The Rubber Dilemma

After the laborious process we went through deciding what bikes we were going to use for this project, you'd have thought getting all the bits to kit them out would be easy, but that hasn't been the case. The desire to do everything once and do it properly has meant we've spent perhaps too much time researching options for accessories. The extra time we've had to prepare while Stephen's bones heal after his little crash have only made it worse, because now there is no rush.

Choosing luggage was hard, and the crash bar issue hasn't gone away yet either.

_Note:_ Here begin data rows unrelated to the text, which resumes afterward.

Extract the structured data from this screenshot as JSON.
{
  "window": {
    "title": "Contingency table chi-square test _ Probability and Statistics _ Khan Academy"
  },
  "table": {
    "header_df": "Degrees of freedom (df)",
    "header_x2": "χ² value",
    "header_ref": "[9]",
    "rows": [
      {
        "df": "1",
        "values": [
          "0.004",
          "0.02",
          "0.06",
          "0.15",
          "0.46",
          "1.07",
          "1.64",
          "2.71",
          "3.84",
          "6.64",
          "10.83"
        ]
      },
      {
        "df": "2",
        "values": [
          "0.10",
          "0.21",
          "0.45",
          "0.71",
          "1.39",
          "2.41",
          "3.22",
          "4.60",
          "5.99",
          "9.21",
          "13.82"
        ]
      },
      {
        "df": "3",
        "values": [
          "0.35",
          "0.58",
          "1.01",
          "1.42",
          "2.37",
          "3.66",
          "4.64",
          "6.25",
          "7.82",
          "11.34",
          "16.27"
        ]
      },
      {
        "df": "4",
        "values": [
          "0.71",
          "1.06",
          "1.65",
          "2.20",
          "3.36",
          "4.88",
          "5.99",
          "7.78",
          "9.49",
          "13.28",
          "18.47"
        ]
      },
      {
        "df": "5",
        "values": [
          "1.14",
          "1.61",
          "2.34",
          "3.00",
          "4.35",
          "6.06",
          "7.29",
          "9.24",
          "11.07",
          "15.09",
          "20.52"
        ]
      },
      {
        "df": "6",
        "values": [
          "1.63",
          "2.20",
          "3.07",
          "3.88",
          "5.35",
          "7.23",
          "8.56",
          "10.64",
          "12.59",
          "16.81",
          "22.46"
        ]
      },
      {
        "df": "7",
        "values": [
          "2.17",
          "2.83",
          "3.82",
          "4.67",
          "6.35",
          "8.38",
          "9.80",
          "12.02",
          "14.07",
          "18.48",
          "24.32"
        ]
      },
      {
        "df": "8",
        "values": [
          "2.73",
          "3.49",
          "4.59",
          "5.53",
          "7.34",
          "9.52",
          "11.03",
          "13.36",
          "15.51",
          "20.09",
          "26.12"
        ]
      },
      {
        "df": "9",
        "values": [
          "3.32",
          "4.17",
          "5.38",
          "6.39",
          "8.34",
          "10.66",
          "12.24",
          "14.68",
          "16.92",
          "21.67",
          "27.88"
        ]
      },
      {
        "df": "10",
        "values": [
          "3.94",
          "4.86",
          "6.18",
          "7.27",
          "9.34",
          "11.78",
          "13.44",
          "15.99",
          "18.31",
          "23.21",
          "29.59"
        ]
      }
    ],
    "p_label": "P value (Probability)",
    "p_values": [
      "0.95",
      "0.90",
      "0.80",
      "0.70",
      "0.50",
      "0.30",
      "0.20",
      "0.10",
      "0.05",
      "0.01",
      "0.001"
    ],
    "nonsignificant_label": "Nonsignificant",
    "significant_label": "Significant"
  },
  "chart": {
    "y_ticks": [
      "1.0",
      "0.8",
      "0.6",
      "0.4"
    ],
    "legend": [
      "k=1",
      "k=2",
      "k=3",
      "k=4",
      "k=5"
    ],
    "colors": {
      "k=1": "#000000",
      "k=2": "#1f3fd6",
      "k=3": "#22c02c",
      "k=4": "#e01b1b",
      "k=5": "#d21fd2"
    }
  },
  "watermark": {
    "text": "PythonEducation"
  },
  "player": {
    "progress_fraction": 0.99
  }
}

But choosing rubber proved surprisingly difficult. The only thing that was clear was that the standard Dunlops had to go in the bin, because they are utter crap. They are prone to puncturing tubes without even being penetrated by an object (pinch flats are common) and their grip levels in the dirt are as bad as you'd expect from a road oriented tyre, but sadly they're garbage on the tar too. I've managed to break the rear of my bike loose under power with ease on dry tarmac, and I've had a couple of small front end slides too without doing anything remotely silly. Not good enough. That's obviously not a criticism of all Dunlop tyres (I run Dunlops on my race bike and love them), just the shitty ones that come with the Honda. They are built to a price, clearly.

But finding a suitable tyre combo to suit the Africa Twin's wheel sizes isn't always easy. Part of the problem with getting the latest bike on the block is sometimes its hard to get bits for them until all the accessories manufacturers get their hands on one and start building stuff, and since the wheel sizes on the AT aren't that common among the current crop of big adventure bikes, getting rubber wasn't as simple as you'd think. We wanted something that will perform reasonably well on the tar, as we will be spending a fair chunk of time on that surface, but we still wanted some aggressive dirt performance, so a 50/50 (or thereabouts) tyre was the best option. So we were looking at Pirellis, Metzelers, and Continental tyres that have a more aggressive tread pattern for the dirt but still with acceptable tar performance. Not everything we were interested in is available in the 90/90x21 and 150/70x18 sizes required for the Africa Twins though, so availability can be a problem.

We had our hearts set on a couple of sets of Motoz Tractionator Adventure tyres, but they were proving difficult to get as well, mainly because every time a shipment lands they sell out very quickly. These tyres were designed by some Aussie guys for our conditions, and are reported to give a great mix of grip on the road, grip in the dirt, and long life, so when Craig at Adventure Bike Specialists (find them on Facebook) posted up that he had some, we were straight on the blower. Cash was exchanged and Craig sent us two sets along with Heavy Duty tubes, and now we just have to fit them. Looks like another day in the shed with plenty of rum. And tyre levers. And a compressor. Oh dear.

We'll be sure to let you know what we think of them.


You Might Also Like: